(Data about app and page elements)
● ● ● ●

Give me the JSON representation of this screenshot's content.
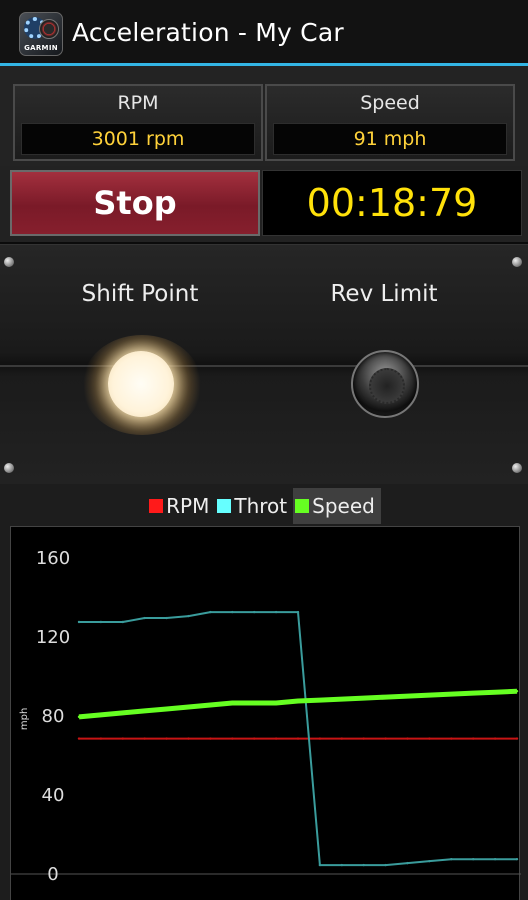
{
  "actionbar": {
    "title": "Acceleration - My Car",
    "icon": "garmin-app-icon",
    "brand": "GARMIN"
  },
  "gauges": {
    "rpm": {
      "label": "RPM",
      "value": "3001 rpm"
    },
    "speed": {
      "label": "Speed",
      "value": "91 mph"
    }
  },
  "controls": {
    "stop_label": "Stop",
    "timer": "00:18:79"
  },
  "lights": {
    "shift_label": "Shift Point",
    "rev_label": "Rev Limit"
  },
  "colors": {
    "rpm": "#ff1a1a",
    "throt": "#66ffff",
    "speed": "#66ff22",
    "value_text": "#ffd23a",
    "timer": "#ffe10a",
    "accent": "#33b5e5",
    "stop": "#8b2230"
  },
  "legend": [
    {
      "label": "RPM",
      "color": "#ff1a1a",
      "active": false
    },
    {
      "label": "Throt",
      "color": "#66ffff",
      "active": false
    },
    {
      "label": "Speed",
      "color": "#66ff22",
      "active": true
    }
  ],
  "chart_data": {
    "type": "line",
    "ylabel": "mph",
    "ylim": [
      0,
      170
    ],
    "yticks": [
      "0",
      "40",
      "80",
      "120",
      "160"
    ],
    "grid": false,
    "x": [
      0,
      1,
      2,
      3,
      4,
      5,
      6,
      7,
      8,
      9,
      10,
      11,
      12,
      13,
      14,
      15,
      16,
      17,
      18,
      19,
      20
    ],
    "series": [
      {
        "name": "RPM",
        "color": "#c81414",
        "values": [
          68,
          68,
          68,
          68,
          68,
          68,
          68,
          68,
          68,
          68,
          68,
          68,
          68,
          68,
          68,
          68,
          68,
          68,
          68,
          68,
          68
        ]
      },
      {
        "name": "Throt",
        "color": "#3a9c9c",
        "values": [
          127,
          127,
          127,
          129,
          129,
          130,
          132,
          132,
          132,
          132,
          132,
          4,
          4,
          4,
          4,
          5,
          6,
          7,
          7,
          7,
          7
        ]
      },
      {
        "name": "Speed",
        "color": "#66ff22",
        "values": [
          79,
          80,
          81,
          82,
          83,
          84,
          85,
          86,
          86,
          86,
          87,
          87.5,
          88,
          88.5,
          89,
          89.5,
          90,
          90.5,
          91,
          91.5,
          92
        ]
      }
    ]
  }
}
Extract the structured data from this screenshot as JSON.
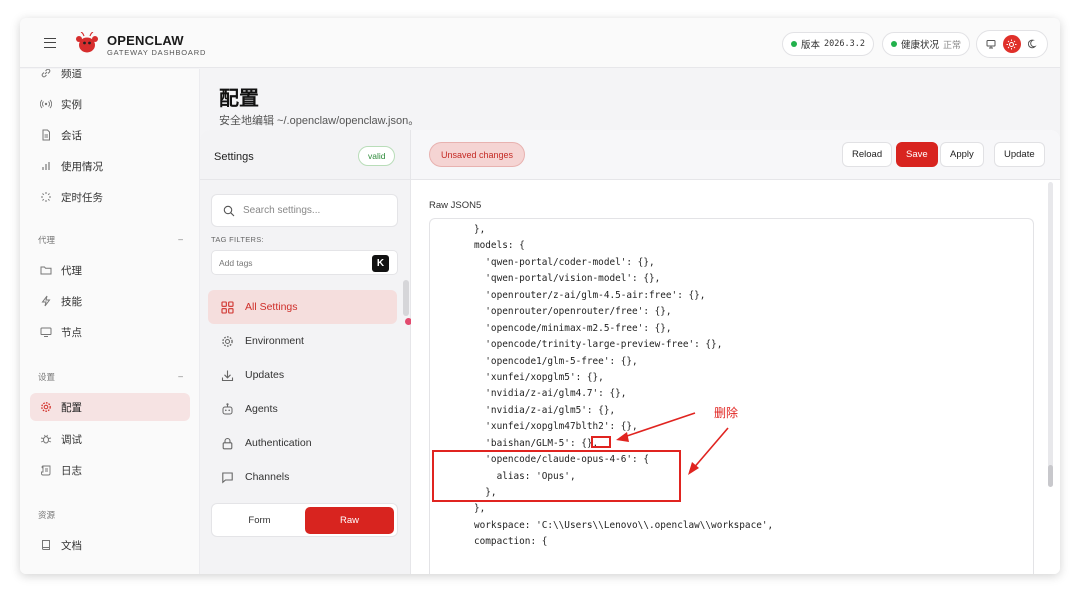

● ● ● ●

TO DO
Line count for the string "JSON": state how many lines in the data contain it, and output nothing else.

EXERCISE RESULT
2